fredag 15 juli 2011
When The Shrine starts you find yourself in familiar land, so familiar in fact that you pretty much lower your expectations. Backpacking youth gone missing in small European country, journalist defying her editor to look into it to the point of lying just to get a scoop and meeting some pretty hostile locals. We've seen this about a million times before, havent we? Preparing yourself for a predictable ride you suddenly realize that The Shrine might actually be a bit more interesting than that. Yes, it is familiar but the story goes in a direction you arent expecting. No inbred Polish rednecks, no rich americans killing people for fun. Something that is cool and intriguing. You see, the village is close by a strange cloud close to the ground, filling the forest with a thick fog. A place you shouldnt visit. Which of course our heroes do.
And thank heavens for that. As soon as they step into the strangely dense and glowing fog, the movie goes from being a walking cliché to something quite novel. And entertaining.
I always write as little as possible about the story in a movie I review and The Shrine will be no exception. You need to know as little as possible about it to enjoy it more. What you do need to know is that Jon Knautz first movie after Jack Brooks: Monster slayer (which I thought was sorta fun, but a little lame) is excellent viewing, taking a tried out plot and twists it around a bit, mixing it with great visuals and atmosphere and adding some fine gore. It's no masterpiece, and the polish audience will hate it for the truly awful polish accents, but to the rest of us it is a finely crafted moodpiece well worth watching. And the dvdcover is awesome.

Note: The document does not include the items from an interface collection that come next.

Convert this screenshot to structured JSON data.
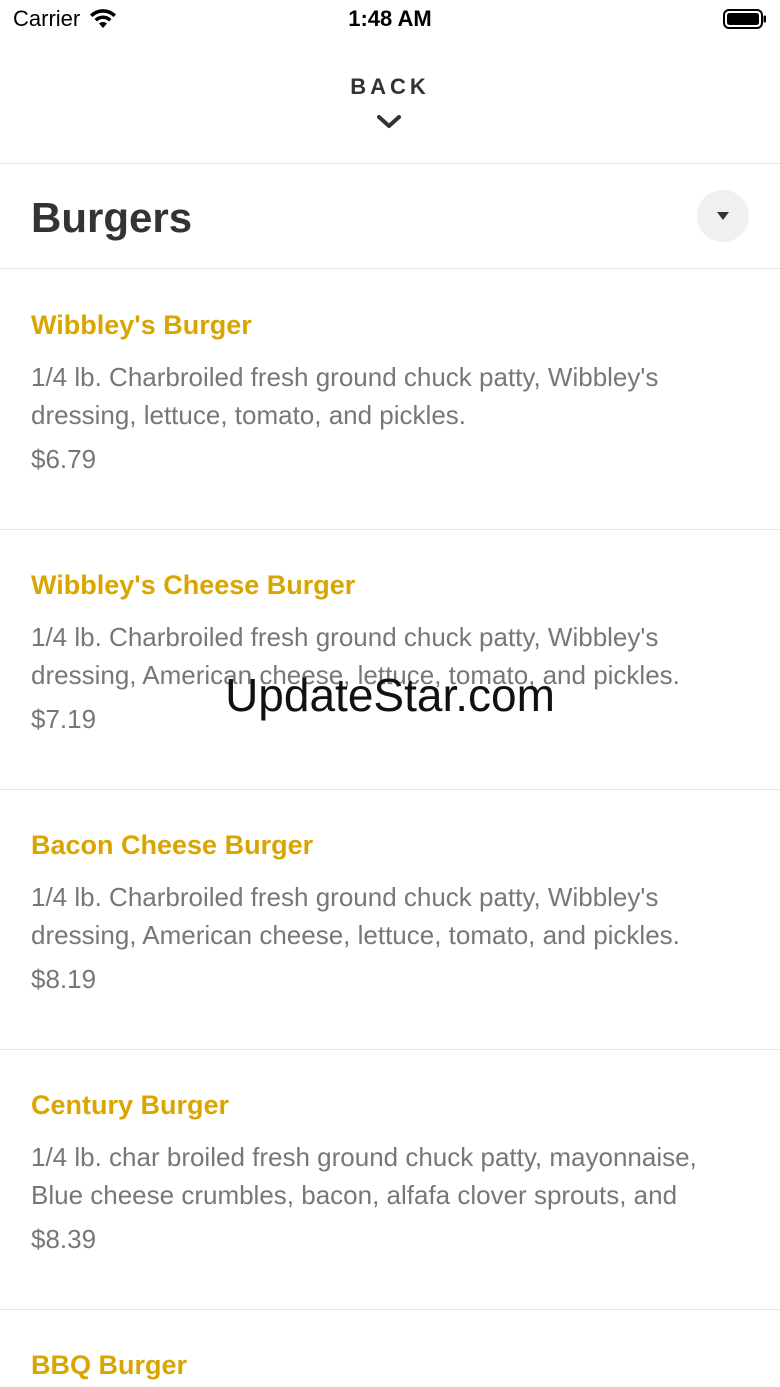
{
  "status_bar": {
    "carrier": "Carrier",
    "time": "1:48 AM"
  },
  "header": {
    "back_label": "BACK"
  },
  "category": {
    "title": "Burgers"
  },
  "menu_items": [
    {
      "name": "Wibbley's Burger",
      "description": "1/4 lb. Charbroiled fresh ground chuck patty, Wibbley's dressing, lettuce, tomato, and pickles.",
      "price": "$6.79"
    },
    {
      "name": "Wibbley's Cheese Burger",
      "description": "1/4 lb. Charbroiled fresh ground chuck patty, Wibbley's dressing, American cheese, lettuce, tomato, and pickles.",
      "price": "$7.19"
    },
    {
      "name": "Bacon Cheese Burger",
      "description": "1/4 lb. Charbroiled fresh ground chuck patty, Wibbley's dressing, American cheese, lettuce, tomato, and pickles.",
      "price": "$8.19"
    },
    {
      "name": "Century Burger",
      "description": "1/4 lb. char broiled fresh ground chuck patty, mayonnaise, Blue cheese crumbles, bacon, alfafa clover sprouts, and",
      "price": "$8.39"
    },
    {
      "name": "BBQ Burger",
      "description": "",
      "price": ""
    }
  ],
  "watermark": "UpdateStar.com",
  "colors": {
    "item_name": "#d9a500",
    "item_text": "#777777",
    "divider": "#e6e6e6"
  }
}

At the moment this is only available on Canadian dvd which makes sense since it is a canadian movie and I bought my copy from Amazon.ca. The site stated that the delivery would take 30-40 weeks(!) but it arrived after four days.